↑ comment by Adele_L ·
2014-08-11T16:13:36.766Z · LW(p) · GW(p)
When I was a teenager, I imagined that if you had just a tiny infinitesimally small piece of a curve - there would only be one moral way to extend it. Obviously, an extension would have to be connected to it, but also, you would want it to connect without any kinks. And just having straight-lines connected to it wouldn't be right, it would have to be curved in the same sort of way - and so on, to higher-and-higher orders. Later I realized that this is essentially what a Taylor series is.
I also had this idea when I was learning category theory that objects were points, morphisms were lines, composition was a triangle, and associativity was a tetrahedron. It's not especially sophisticated, but it turns out this idea is useful for n-categories.
Recently, I have been learning about neural networks. I was working on implementing a fairly basic one, and I had a few ideas for improving neural networks: making them more modular - so neurons in the next layer are only connected to a certain subset of neurons in the previous layer. I read about V1, and together, these led to the idea that you arrange things so they take into account the topology of the inputs - so for image processing, having neurons connected to small, overlapping, circles of inputs. Then I realized you would want multiple neurons with the same inputs that were detecting different features, and that you could reuse training data for neurons with different inputs detecting the same feature - saving computation cycles. So for the whole network, you would build up from local to global features as you applied more layers - which suggested that sheaf theory may be useful for studying these. I was planning to work out details, and try implementing as much of this as I could (and still intend to as an exercise), but the next day I found that this was essentially the idea behind convolutional neural networks. I'm rather pleased with myself since CNNs are apparently state-of-the-art for many image recognition tasks (some fun examples). The sheaf theory stuff seems to be original to me though, and I hope to see if applying Gougen's sheaf semantics would be useful/interesting.

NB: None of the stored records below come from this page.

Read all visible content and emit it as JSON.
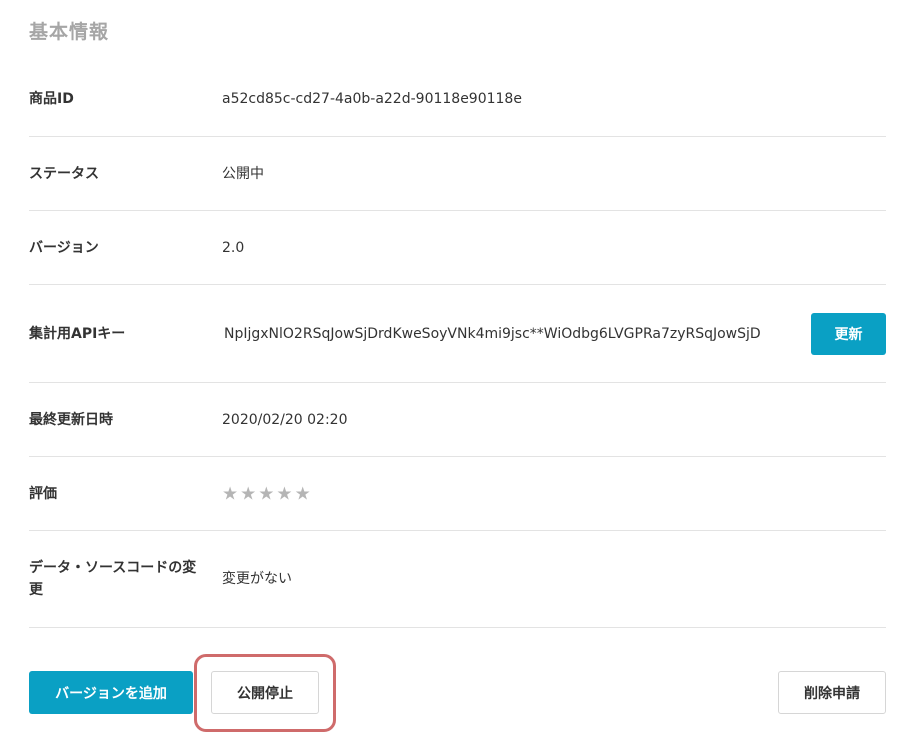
{
  "section": {
    "title": "基本情報"
  },
  "rows": {
    "product_id": {
      "label": "商品ID",
      "value": "a52cd85c-cd27-4a0b-a22d-90118e90118e"
    },
    "status": {
      "label": "ステータス",
      "value": "公開中"
    },
    "version": {
      "label": "バージョン",
      "value": "2.0"
    },
    "api_key": {
      "label": "集計用APIキー",
      "value": "NpIjgxNlO2RSqJowSjDrdKweSoyVNk4mi9jsc**WiOdbg6LVGPRa7zyRSqJowSjD",
      "refresh_label": "更新"
    },
    "last_updated": {
      "label": "最終更新日時",
      "value": "2020/02/20 02:20"
    },
    "rating": {
      "label": "評価",
      "stars_total": 5,
      "stars_filled": 0,
      "star_glyph": "★"
    },
    "source_change": {
      "label": "データ・ソースコードの変更",
      "value": "変更がない"
    }
  },
  "actions": {
    "add_version": "バージョンを追加",
    "unpublish": "公開停止",
    "delete_request": "削除申請"
  },
  "colors": {
    "accent": "#0aa0c4",
    "highlight": "#cf6b6b",
    "star_empty": "#b5b5b5"
  }
}
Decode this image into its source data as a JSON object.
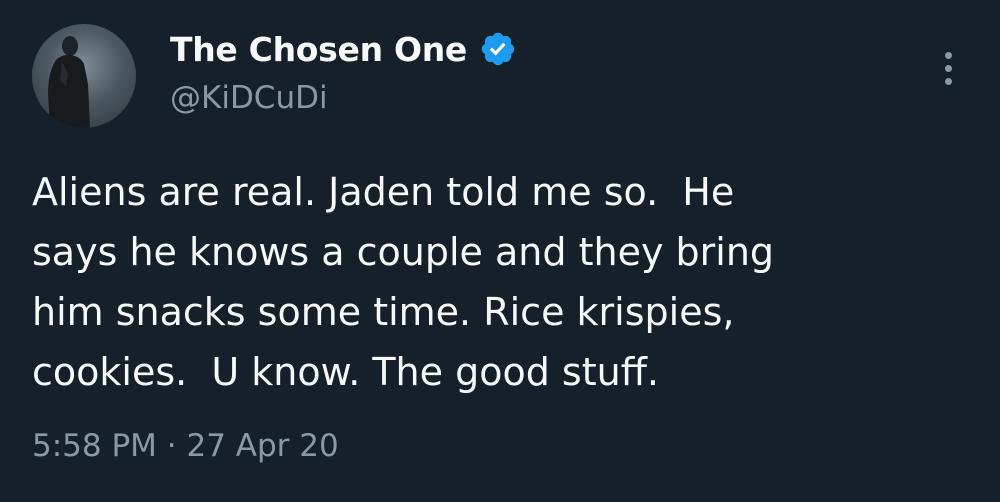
{
  "tweet": {
    "author": {
      "display_name": "The Chosen One",
      "handle": "@KiDCuDi",
      "verified": true,
      "avatar_icon": "profile-photo"
    },
    "text_lines": [
      "Aliens are real. Jaden told me so.  He",
      "says he knows a couple and they bring",
      "him snacks some time. Rice krispies,",
      "cookies.  U know. The good stuff."
    ],
    "timestamp": "5:58 PM · 27 Apr 20",
    "more_icon": "more-vertical-icon"
  },
  "colors": {
    "background": "#15202b",
    "text_primary": "#f7f9f9",
    "text_secondary": "#8b98a5",
    "verified_badge": "#1d9bf0"
  }
}
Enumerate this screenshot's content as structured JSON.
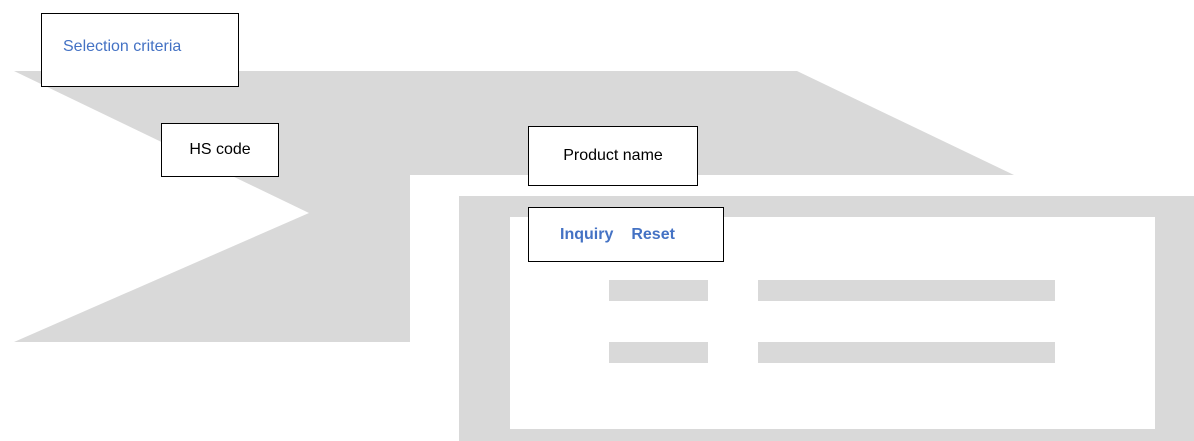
{
  "selection_criteria": {
    "title": "Selection criteria"
  },
  "fields": {
    "hs_code_label": "HS code",
    "product_name_label": "Product name"
  },
  "actions": {
    "inquiry_label": "Inquiry",
    "reset_label": "Reset"
  },
  "colors": {
    "accent_text": "#4472c4",
    "placeholder_gray": "#d9d9d9"
  }
}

I really wish I was better at actually implementing/working out the details of my ideas. That part is really hard.
Replies from: HopefullyCreative, Luke_A_Somers
↑ comment by HopefullyCreative ·
2014-08-13T07:21:50.592Z · LW(p) · GW(p)
I had to laugh at your conclusion. The implementation is the most enjoyable part. "How can I dumb this amazing idea down to the most basic understandable levels so it can be applied?" Sometimes you come up with a solution only to have a feverish fit of maddening genius weeks later finding a BETTER solution.
In my first foray into robotics I needed to write a radio positioning program/system for the little guys so they would all know where they were not globally but relative to each other and the work site. I was completely unable to find the math simply spelled out online and to admit at this point in my life I was a former marine who was not quite up to college level math. In banging my head against the table for hours I came up with an initial solution that found a position accounting for three dimensions(allowing for the target object to be in any position relative to the stationary receivers). Eventually I came up with an even better solution that also came up with new ideas for the robot's antenna design and therefore tweaking the solution even more.
That was some of the most fun I have ever had...